Robot-assisted distal pancreatectomy (RDP) is increasingly used as an alternative to laparoscopic distal pancreatectomy (LDP) in patients with resectable pancreatic cancer but comparative multicenter studies confirming the safety and efficacy of RDP are lacking.
An international, multicenter, retrospective, cohort study, including consecutive patients undergoing RDP and LDP for resectable pancreatic cancer in 33 experienced centers from 11 countries (2010–2019). The primary outcome was R0-resection. Secondary outcomes included lymph node yield, major complications, conversion rate, and overall survival.
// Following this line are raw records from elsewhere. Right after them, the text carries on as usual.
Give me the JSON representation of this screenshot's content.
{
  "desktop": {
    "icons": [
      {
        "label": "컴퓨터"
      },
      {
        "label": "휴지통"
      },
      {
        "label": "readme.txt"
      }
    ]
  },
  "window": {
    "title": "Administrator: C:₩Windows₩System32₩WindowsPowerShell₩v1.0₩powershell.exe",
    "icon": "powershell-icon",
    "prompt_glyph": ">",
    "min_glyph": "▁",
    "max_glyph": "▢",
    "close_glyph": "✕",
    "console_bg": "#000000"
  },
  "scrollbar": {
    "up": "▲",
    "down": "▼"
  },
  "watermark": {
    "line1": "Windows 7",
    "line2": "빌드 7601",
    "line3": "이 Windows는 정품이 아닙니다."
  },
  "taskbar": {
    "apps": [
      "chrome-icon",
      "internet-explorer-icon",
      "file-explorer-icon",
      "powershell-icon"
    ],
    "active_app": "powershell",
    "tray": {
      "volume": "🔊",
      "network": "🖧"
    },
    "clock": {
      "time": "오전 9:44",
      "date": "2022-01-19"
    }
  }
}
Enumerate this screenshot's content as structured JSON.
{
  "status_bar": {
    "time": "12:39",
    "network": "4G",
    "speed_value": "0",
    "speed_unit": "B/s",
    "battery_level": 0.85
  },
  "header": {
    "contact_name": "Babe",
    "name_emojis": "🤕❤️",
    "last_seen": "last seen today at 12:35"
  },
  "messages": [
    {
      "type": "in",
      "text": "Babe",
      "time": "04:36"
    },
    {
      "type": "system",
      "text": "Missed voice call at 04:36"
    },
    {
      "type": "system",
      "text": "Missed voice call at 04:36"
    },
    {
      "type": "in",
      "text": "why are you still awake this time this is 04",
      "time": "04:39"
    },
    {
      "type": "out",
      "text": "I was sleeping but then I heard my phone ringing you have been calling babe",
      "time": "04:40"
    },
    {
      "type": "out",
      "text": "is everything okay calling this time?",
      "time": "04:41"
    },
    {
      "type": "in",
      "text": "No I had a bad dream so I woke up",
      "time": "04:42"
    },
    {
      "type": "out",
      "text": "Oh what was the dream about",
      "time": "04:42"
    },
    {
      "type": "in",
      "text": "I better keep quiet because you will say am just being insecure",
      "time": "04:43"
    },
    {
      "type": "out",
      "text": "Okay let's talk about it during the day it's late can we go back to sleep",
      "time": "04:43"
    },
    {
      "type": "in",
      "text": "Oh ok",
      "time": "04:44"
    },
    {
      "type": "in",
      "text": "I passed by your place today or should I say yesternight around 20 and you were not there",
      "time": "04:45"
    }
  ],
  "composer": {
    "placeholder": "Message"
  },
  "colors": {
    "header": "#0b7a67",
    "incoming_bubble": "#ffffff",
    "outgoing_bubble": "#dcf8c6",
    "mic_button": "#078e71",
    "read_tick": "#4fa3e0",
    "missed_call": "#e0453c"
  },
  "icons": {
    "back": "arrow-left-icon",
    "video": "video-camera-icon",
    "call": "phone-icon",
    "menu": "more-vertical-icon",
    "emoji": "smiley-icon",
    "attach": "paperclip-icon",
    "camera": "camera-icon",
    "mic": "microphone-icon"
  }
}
In total, 542 patients after minimally invasive distal pancreatectomy were included: 103 RDP (19%) and 439 LDP (81%). The R0-resection rate was comparable (75.7% RDP vs. 69.3% LDP, p = 0.404). RDP was associated with longer operative time (290 vs. 240 min, p < 0.001), more vascular resections (7.6% vs. 2.7%, p = 0.030), lower conversion rate (4.9% vs. 17.3%, p = 0.001), more major complications (26.2% vs. 16.3%, p = 0.019), improved lymph node yield (18 vs. 16, p = 0.021), and longer hospital stay (10 vs. 8 days, p = 0.001). The 90-day mortality (1.9% vs. 0.7%, p = 0.268) and overall survival (median 28 vs. 31 months, p = 0.599) did not differ significantly between RDP and LDP, respectively.
In selected patients with resectable pancreatic cancer, RDP and LDP provide a comparable R0-resection rate and overall survival in experienced centers. Although the lymph node yield and conversion rate appeared favorable after RDP, LDP was associated with shorter operating time, less major complications, and shorter hospital stay. The specific benefits associated with each approach should be confirmed by multicenter, randomized trials.